__Available data__:
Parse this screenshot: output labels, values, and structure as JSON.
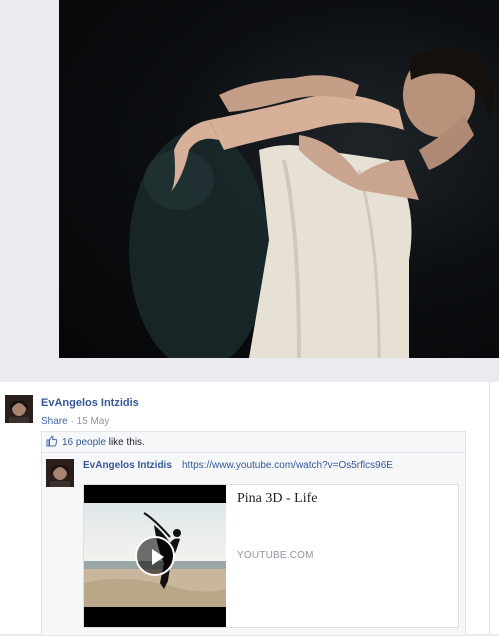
{
  "post": {
    "author_name": "EvAngelos Intzidis",
    "share_label": "Share",
    "separator": " · ",
    "date": "15 May"
  },
  "likes": {
    "count_text": "16 people",
    "suffix": " like this."
  },
  "comment": {
    "author_name": "EvAngelos Intzidis",
    "link_text": "https://www.youtube.com/watch?v=Os5rflcs96E"
  },
  "attachment": {
    "title": "Pina 3D - Life",
    "domain": "YOUTUBE.COM"
  },
  "icons": {
    "like": "thumbs-up-icon",
    "play": "play-icon"
  },
  "colors": {
    "link_blue": "#365899",
    "meta_gray": "#90949c",
    "page_bg": "#e9ebee"
  }
}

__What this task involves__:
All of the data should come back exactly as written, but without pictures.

__Reply__:
Parse this screenshot: output labels, values, and structure as JSON.
{
  "post": {
    "author_name": "EvAngelos Intzidis",
    "share_label": "Share",
    "separator": " · ",
    "date": "15 May"
  },
  "likes": {
    "count_text": "16 people",
    "suffix": " like this."
  },
  "comment": {
    "author_name": "EvAngelos Intzidis",
    "link_text": "https://www.youtube.com/watch?v=Os5rflcs96E"
  },
  "attachment": {
    "title": "Pina 3D - Life",
    "domain": "YOUTUBE.COM"
  },
  "icons": {
    "like": "thumbs-up-icon",
    "play": "play-icon"
  },
  "colors": {
    "link_blue": "#365899",
    "meta_gray": "#90949c",
    "page_bg": "#e9ebee"
  }
}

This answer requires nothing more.